A melancholy woman sitting on a tiled floor in the back of a bare room: her left eye is hidden behind a white eye patch piece, her right eye is closed, and, titillatingly, her panties are exposed to view. A hundred photos later: a black rectangle, a total blackout.
Thus begins and ends Shi Nikki (Private Diary) by Nobuyoshi Araki, published in the 1990s in Japan. This set is exhibited in its entirety for the first time at the Parisian Bourse de Commerce-Pinault Collection, inaugurated last May, and has been reprinted in joint publication by the Bourse and delpire & co.
The two photographs bookend a disparate series mixing images of naked women, still lifes, landscapes, urban and industrial views, bondage scenes, cloudy skies, and of the photographer at work.
Nobuyoshi Araki, Shi Nikki and talking about Life and Death
Nobuyoshi Araki is all this: a transparent, yet mysterious whole. The only key to reading this work are the date stamps marking a chronological progression from July 27, 1992 through December 31, 1993.
Also known as 101 Works for Robert Frank, Shi Nikki is about life and death. It tells a story both intimate and universal, just like the whole oeuvre of Nobuyoshi Araki, this prolific Japanese photographer, author of over 500 books, most of them self-published (a common practice in Japan).

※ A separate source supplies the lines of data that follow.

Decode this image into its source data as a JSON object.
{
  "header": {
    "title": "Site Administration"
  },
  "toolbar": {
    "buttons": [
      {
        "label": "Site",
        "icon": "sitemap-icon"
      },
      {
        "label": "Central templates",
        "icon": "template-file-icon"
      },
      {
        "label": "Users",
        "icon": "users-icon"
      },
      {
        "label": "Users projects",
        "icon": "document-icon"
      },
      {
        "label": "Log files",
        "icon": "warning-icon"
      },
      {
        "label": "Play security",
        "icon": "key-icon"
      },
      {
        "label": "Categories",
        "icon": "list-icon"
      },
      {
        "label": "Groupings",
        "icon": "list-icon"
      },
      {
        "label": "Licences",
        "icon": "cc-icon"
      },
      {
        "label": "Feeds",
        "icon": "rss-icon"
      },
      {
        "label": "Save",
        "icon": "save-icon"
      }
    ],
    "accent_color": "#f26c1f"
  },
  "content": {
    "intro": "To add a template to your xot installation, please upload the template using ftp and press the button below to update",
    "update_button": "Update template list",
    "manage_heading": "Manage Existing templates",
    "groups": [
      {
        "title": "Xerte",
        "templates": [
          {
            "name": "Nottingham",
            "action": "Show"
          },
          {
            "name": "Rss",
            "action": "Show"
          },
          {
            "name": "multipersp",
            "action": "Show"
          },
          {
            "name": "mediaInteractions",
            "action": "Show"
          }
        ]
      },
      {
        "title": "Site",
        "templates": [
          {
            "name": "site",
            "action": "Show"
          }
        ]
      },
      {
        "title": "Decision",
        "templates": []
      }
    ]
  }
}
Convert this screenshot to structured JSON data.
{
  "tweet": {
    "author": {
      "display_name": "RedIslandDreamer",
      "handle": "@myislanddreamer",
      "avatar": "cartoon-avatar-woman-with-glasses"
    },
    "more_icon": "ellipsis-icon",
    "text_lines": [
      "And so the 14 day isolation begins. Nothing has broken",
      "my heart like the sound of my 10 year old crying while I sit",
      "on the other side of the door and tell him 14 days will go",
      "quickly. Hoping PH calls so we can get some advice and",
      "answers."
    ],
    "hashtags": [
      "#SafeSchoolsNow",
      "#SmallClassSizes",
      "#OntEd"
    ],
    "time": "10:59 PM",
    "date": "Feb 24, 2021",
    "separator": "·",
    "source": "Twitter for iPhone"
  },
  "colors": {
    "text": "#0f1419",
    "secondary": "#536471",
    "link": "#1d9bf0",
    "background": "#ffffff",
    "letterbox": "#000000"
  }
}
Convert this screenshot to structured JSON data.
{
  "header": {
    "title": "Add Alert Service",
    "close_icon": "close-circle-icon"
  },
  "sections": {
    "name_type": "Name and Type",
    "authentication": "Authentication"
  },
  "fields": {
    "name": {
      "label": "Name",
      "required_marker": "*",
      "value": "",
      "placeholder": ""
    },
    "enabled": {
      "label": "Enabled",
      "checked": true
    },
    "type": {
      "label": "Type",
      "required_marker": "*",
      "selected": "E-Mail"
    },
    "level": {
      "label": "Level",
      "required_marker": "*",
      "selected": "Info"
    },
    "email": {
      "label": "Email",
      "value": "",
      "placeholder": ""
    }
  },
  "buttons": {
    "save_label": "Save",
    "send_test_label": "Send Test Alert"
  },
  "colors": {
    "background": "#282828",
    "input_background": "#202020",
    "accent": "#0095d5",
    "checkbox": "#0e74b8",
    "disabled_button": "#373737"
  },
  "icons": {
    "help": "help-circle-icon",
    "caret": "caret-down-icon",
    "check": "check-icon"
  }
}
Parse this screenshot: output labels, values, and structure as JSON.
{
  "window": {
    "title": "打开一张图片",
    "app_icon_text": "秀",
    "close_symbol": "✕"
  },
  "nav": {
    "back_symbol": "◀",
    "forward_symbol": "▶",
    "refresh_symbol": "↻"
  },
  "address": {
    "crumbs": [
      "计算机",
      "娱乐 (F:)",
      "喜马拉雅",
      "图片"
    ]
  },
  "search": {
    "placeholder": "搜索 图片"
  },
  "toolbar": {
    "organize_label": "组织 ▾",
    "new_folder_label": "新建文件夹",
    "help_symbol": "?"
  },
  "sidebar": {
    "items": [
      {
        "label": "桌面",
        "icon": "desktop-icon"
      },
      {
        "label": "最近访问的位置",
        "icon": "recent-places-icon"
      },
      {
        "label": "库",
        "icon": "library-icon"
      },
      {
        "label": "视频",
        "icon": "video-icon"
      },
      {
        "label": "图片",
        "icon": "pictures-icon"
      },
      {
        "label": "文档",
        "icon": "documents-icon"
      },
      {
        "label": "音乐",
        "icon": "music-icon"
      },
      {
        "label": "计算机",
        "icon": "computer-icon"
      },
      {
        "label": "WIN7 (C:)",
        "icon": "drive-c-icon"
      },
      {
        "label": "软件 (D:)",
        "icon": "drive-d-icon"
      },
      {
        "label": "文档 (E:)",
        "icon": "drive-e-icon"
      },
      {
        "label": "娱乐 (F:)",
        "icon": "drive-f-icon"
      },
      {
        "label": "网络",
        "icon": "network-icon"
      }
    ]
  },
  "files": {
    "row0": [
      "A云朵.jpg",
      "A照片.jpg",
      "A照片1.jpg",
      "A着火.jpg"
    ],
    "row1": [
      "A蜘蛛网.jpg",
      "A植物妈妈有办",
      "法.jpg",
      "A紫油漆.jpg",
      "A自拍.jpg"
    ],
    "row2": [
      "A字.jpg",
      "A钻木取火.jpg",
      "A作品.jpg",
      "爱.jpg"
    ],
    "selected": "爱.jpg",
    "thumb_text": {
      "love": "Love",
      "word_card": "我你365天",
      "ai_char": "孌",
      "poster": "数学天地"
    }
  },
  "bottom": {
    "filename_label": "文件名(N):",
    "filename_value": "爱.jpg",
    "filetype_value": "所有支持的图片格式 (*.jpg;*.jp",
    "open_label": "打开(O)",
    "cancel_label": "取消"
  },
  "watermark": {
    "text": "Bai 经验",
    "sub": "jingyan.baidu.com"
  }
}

Nobuyoshi Araki was thrown into the spotlight with the 1971 publication of A Sentimental Journey. The book chronicles his honeymoon and is “a symbol of my love,” as he puts it in the introduction. It already contained the signature element of his future work: a strong autobiographical component. It’s “the idea of a novel of the self,” he noted in the same text.
Nobuyoshi Araki uses images to transpose into photography the literary genre of “watakushi-shôsetsu,” or the I-novel, popular in Japan. He photographs the way he breathes, and he uses the medium to express his inner self. It is sometimes poetic, often melancholic and demonic, even deadly.
It’s as if Nobuyoshi Araki had lenses in place of eyes and as if the camera were an extension of his mind and soul. When his wife died prematurely in 1990, Araki naturally mourned her death through images. And if he dedicates Shi Nikki to Robert Frank, it is because the Swiss photographer had suffered the loss of his son.
His way of thinking about photography is what makes Nobuyoshi Araki’s work unique. In the exhibition, the 101 horizontal prints are laid out soberly along a trail that follows the curve of the picture rails: just like in the book, one image per double page spread. In the book and the exhibition alike, the images are an invitation to an emotional journey.
By Sophie Bernard
Sophie Bernard is a journalist specializing in photography, a contributor to La Gazette de Drouot and Le Quotidien de l’Art, a curator, and a teacher at EFET in Paris.
Nobuyoshi Araki, Shi Nikki (Private Diary): For Robert Frank, December 8, 2021 to March 14, 2022, Bourse de Commerce-Pinault Collection, Galerie 3, 2 rue de Viarmes, 75001 Paris.
Catalogue, text by Matthieu Humery, 220 pages, published by Bourse de Commerce-Pinault Collection and delpire & co., €45.